PHIND Seminar: Towards precision diagnostic and prediction of food allergy

September 21, 2021 @ 11:00 am – 12:00 pm
Zoom - See Description for Zoom Link
Ashley Williams
PHIND Seminar: Towards precision diagnostic and prediction of food allergy @ Zoom - See Description for Zoom Link

PHIND Seminar Series: “Towards precision diagnostic and prediction of food allergy
11:00am – 12:00pm Seminar & Discussion

Zoom Webinar Details
Webinar URL:
Dial: US: +1 650 724 9799  or +1 833 302 1536 (Toll Free)
Webinar ID: 919 3296 6334
Passcode: 383071


Sindy KY Tang, PhD
Associate Professor of Mechanical Engineering
Senior Fellow at The Woods Institute for the Environment
Professor, by Courtesy, of Radiology (Precision Health and Integrated Diagnostics)
Stanford University


About Sindy KY Tang
Prof. Sindy KY Tang is the Kenneth and Barbara Oshman Faculty Scholar and Associate Professor of Mechanical Engineering and by courtesy of Radiology (Precision Health and Integrated Diagnostics) at Stanford University. She received her Ph.D. from Harvard University in Engineering Sciences under the supervision of Prof. George Whitesides. Her lab at Stanford works on the fundamental understanding of fluid mechanics and mass transport in micro-nano systems, and the application of this knowledge towards problems in biology, rapid diagnostics for health and environmental sustainability. The current areas of focus include the flow physics of confined micro-droplets using experimental and machine learning methods, interfacial mass transport and self-assembly, and ultrahigh throughput opto-microfluidic systems for disease diagnostics, water and energy sustainability, and single-cell wound healing studies. She was a Stanford Biodesign Faculty Fellow in 2018. Dr. Tang’s work has been recognized by multiple awards including the NSF CAREER Award, 3M Nontenured Faculty Award, the ACS Petroleum Fund New Investigator Award, and invited lecture at the Nobel Symposium on Microfluidics in Sweden. Website:


Food allergy has reached epidemic proportions. Accurate in vitro methods that are efficient and easy to use to identify offending food allergens are lacking. Oral food challenge, the gold standard for food allergy assessment, is often not performed as it places the patient at risk of anaphylaxis. As such, food allergy is often identified only after an adverse reaction that could be life-threatening.
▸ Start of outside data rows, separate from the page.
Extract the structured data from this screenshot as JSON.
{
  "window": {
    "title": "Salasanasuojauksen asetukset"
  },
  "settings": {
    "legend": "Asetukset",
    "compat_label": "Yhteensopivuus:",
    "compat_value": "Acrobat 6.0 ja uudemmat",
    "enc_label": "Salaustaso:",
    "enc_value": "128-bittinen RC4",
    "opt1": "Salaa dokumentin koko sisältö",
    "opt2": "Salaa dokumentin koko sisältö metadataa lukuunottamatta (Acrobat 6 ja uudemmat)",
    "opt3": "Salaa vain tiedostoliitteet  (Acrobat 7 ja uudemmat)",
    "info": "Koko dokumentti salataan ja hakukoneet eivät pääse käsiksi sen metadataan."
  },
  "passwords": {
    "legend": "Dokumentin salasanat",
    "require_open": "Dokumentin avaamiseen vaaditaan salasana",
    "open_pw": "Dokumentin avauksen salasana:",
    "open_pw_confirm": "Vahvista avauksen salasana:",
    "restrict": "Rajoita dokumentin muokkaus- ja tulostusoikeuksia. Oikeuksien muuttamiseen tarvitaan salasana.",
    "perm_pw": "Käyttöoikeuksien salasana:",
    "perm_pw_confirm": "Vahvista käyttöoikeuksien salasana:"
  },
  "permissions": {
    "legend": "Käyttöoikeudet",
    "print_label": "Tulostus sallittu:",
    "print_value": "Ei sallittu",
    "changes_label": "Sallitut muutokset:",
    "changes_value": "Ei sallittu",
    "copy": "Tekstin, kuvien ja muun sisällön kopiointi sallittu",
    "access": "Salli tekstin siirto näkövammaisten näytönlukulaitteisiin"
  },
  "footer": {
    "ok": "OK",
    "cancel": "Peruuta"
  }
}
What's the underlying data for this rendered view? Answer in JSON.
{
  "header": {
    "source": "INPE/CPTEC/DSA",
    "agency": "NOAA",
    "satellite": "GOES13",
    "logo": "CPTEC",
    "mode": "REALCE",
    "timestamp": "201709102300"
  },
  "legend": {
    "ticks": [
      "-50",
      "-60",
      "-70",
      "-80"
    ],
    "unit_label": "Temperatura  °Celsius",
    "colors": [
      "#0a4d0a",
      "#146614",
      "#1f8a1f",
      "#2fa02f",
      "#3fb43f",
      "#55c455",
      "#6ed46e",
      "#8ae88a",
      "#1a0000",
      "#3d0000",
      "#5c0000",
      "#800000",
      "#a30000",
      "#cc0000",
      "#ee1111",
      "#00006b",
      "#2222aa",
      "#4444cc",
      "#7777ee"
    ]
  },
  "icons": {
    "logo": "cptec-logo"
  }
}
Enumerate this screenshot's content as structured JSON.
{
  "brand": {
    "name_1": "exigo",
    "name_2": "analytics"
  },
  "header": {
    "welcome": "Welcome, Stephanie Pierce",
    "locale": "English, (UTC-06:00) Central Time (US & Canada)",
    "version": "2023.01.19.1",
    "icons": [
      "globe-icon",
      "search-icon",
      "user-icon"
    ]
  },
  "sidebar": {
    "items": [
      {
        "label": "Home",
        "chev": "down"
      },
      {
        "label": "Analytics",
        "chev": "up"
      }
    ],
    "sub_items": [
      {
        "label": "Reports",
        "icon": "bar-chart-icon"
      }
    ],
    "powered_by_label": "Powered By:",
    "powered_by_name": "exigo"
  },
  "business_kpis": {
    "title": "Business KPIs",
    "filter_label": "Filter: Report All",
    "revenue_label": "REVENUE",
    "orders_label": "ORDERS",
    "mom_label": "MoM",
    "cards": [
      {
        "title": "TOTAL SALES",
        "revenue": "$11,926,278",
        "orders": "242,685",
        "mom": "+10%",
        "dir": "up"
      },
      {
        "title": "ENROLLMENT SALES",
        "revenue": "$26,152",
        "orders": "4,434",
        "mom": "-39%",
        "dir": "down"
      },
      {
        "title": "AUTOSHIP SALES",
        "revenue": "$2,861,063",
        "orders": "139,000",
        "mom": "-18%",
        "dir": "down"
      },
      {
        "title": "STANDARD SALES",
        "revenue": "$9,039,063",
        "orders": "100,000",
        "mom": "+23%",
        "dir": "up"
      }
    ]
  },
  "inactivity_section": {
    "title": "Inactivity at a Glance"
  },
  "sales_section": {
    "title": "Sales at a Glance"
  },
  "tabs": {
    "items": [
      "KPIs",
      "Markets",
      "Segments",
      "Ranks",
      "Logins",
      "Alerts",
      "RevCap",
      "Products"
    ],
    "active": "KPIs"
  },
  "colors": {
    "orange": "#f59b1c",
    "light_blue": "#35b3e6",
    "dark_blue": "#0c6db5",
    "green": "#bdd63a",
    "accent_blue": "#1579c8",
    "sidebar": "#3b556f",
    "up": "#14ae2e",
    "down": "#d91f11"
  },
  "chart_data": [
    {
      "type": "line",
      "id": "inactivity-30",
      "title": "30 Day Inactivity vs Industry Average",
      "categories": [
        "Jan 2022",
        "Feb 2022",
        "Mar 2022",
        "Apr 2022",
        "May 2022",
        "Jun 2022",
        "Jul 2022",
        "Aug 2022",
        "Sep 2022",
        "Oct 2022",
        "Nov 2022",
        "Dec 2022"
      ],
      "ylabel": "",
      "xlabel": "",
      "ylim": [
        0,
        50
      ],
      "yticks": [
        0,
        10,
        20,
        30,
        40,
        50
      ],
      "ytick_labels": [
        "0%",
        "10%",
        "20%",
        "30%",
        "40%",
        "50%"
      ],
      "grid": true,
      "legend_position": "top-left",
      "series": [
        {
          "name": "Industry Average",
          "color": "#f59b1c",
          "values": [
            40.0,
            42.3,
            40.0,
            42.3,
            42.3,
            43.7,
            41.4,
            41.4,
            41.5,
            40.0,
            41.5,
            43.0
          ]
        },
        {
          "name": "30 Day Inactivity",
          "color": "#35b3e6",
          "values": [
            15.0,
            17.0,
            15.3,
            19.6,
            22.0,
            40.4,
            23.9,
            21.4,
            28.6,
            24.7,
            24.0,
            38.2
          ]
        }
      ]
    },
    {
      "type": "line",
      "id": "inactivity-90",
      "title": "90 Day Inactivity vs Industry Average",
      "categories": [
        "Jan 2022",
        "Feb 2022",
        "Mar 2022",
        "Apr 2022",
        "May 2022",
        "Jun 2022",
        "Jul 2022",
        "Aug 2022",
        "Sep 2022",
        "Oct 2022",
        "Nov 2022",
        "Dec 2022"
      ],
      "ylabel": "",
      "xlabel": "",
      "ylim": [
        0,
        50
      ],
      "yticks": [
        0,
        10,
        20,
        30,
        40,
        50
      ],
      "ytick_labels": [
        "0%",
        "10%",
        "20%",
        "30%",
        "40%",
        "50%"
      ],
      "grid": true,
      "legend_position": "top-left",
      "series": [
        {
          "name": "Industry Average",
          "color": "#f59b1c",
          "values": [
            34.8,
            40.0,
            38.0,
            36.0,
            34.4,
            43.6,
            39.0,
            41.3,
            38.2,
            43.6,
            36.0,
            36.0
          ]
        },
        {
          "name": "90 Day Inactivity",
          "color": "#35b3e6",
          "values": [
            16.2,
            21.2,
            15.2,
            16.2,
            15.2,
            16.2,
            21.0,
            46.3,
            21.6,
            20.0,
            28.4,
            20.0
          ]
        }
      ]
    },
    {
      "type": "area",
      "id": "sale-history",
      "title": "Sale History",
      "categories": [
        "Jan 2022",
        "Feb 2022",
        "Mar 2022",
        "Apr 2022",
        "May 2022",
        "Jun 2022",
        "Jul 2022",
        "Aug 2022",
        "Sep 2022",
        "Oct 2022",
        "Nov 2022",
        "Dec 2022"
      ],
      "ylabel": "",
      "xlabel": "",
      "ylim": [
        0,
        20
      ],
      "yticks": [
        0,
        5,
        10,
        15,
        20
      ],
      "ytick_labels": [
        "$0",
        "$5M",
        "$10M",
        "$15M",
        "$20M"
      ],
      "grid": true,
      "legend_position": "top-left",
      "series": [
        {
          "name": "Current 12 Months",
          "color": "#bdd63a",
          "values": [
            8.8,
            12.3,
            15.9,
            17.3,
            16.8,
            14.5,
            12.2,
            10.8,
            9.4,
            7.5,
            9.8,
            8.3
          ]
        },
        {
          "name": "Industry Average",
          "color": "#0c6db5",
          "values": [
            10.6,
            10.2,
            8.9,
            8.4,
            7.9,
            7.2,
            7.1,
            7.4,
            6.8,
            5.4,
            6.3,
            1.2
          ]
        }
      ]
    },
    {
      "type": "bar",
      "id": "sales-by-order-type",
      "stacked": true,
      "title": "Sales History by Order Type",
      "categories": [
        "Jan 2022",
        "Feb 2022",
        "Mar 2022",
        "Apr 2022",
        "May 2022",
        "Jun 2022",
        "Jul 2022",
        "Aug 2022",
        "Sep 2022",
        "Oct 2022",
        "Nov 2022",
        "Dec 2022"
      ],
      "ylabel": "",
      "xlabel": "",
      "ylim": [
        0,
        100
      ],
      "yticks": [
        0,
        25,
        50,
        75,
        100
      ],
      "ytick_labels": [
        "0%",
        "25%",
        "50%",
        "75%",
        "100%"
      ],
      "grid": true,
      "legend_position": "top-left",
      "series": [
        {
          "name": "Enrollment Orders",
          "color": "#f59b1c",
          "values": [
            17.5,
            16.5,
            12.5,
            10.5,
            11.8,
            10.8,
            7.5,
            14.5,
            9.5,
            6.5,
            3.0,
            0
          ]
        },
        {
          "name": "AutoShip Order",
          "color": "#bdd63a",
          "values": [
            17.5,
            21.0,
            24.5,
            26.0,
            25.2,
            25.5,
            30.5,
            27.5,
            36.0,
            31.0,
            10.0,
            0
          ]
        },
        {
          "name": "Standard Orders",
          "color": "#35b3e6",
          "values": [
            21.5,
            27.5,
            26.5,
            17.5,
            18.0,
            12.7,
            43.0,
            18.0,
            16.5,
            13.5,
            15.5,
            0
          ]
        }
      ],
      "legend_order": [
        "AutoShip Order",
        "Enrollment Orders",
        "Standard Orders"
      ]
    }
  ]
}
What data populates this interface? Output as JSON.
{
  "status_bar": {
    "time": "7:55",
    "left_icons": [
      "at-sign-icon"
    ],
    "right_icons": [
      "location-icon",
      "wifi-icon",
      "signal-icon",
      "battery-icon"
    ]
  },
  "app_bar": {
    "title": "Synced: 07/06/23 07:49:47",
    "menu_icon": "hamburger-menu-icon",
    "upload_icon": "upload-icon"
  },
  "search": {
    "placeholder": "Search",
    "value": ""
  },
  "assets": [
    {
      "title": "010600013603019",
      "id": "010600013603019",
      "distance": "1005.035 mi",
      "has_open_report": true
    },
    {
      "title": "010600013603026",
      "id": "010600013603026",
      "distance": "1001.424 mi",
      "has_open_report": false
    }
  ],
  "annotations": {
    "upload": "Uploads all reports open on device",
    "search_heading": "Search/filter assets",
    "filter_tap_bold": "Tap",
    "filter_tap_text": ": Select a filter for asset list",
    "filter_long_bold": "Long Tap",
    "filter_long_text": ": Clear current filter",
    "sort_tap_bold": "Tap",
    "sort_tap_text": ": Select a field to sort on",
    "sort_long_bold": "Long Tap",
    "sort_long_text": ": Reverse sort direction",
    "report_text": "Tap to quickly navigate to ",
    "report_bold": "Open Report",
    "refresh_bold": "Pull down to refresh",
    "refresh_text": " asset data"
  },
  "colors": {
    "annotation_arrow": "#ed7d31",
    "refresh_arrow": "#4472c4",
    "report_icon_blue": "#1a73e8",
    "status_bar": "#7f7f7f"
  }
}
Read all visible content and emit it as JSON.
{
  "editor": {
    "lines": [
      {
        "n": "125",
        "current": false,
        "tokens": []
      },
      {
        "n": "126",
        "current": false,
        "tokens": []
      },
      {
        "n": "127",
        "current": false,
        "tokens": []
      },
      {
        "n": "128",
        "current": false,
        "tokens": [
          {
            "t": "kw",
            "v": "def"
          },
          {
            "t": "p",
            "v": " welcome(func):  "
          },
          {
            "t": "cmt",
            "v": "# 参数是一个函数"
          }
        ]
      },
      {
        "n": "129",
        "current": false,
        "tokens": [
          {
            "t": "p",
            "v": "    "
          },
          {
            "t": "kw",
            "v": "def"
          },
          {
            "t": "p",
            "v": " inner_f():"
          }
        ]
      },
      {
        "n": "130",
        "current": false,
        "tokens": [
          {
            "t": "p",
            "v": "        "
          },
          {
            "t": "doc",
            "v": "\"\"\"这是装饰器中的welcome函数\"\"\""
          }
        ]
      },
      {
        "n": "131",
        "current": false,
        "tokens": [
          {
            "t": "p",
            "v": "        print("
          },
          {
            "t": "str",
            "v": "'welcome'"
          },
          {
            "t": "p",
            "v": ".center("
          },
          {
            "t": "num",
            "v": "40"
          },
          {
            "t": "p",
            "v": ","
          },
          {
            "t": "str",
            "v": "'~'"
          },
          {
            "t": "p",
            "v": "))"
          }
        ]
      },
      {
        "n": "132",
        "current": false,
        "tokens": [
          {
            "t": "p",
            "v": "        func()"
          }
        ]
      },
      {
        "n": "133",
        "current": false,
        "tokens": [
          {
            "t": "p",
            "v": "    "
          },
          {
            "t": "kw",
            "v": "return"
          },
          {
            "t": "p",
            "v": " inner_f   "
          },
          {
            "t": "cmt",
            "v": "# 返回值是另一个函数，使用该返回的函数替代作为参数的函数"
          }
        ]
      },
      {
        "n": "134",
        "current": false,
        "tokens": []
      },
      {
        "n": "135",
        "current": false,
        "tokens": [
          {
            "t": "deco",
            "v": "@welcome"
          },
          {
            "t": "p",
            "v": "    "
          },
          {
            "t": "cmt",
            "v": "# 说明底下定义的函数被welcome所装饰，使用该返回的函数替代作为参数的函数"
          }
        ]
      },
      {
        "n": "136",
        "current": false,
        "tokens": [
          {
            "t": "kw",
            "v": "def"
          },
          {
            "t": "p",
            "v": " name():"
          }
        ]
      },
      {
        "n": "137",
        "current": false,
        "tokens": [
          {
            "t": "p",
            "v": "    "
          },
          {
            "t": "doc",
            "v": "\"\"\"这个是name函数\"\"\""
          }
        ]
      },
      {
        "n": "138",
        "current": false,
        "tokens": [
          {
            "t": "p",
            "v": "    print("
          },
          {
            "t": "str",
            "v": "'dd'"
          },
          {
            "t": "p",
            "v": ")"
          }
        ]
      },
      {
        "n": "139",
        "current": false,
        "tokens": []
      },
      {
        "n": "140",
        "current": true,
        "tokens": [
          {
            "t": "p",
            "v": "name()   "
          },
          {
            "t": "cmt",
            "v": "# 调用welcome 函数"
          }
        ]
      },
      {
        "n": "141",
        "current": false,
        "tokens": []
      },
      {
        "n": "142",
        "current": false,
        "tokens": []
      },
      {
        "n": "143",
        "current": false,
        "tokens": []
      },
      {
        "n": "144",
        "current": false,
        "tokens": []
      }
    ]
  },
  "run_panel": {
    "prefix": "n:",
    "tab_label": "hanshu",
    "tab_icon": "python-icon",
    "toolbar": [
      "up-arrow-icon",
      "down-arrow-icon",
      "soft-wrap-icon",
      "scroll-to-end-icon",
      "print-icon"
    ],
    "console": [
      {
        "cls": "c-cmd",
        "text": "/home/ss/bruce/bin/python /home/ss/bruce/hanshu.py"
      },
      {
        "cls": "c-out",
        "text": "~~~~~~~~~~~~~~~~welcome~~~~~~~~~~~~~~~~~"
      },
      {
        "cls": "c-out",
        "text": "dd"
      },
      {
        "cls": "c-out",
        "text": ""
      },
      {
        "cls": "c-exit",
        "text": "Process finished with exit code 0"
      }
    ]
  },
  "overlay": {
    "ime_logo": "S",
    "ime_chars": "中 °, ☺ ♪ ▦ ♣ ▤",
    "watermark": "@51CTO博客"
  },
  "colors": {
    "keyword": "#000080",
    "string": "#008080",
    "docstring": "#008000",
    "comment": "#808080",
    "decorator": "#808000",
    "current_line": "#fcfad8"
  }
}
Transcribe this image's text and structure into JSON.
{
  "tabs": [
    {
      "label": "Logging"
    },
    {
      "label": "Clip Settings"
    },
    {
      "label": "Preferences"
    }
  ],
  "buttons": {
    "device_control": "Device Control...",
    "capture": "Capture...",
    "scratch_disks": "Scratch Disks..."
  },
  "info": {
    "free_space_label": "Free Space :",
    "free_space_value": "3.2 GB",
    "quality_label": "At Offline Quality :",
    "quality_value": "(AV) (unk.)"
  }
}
Our long-term goal is to develop a food allergy diagnostic test that is accurate, safe, rapid, and accessible, so that food allergy can be easily identified prior to the occurrence of an adverse reaction, and that the efficacy of immunotherapy for food allergy can be tracked more effectively. This talk will discuss our recent work on developing such a test. Our approach is based on the Basophil Activation Test (BAT), which measures the activation of basophils in whole blood after stimulation with specific food allergens ex vivo. The BAT has been shown to be highly predictive of allergic reactions. However, the need for flow cytometry has limited its broader use. We are developing a miniaturized, standalone version of the BAT. We envision that the test can be used at the point of care, such as the doctor’s office or at a local pharmacy.



Hosted by: Garry Gold, MD
Sponsored by: PHIND Center & the Department of Radiology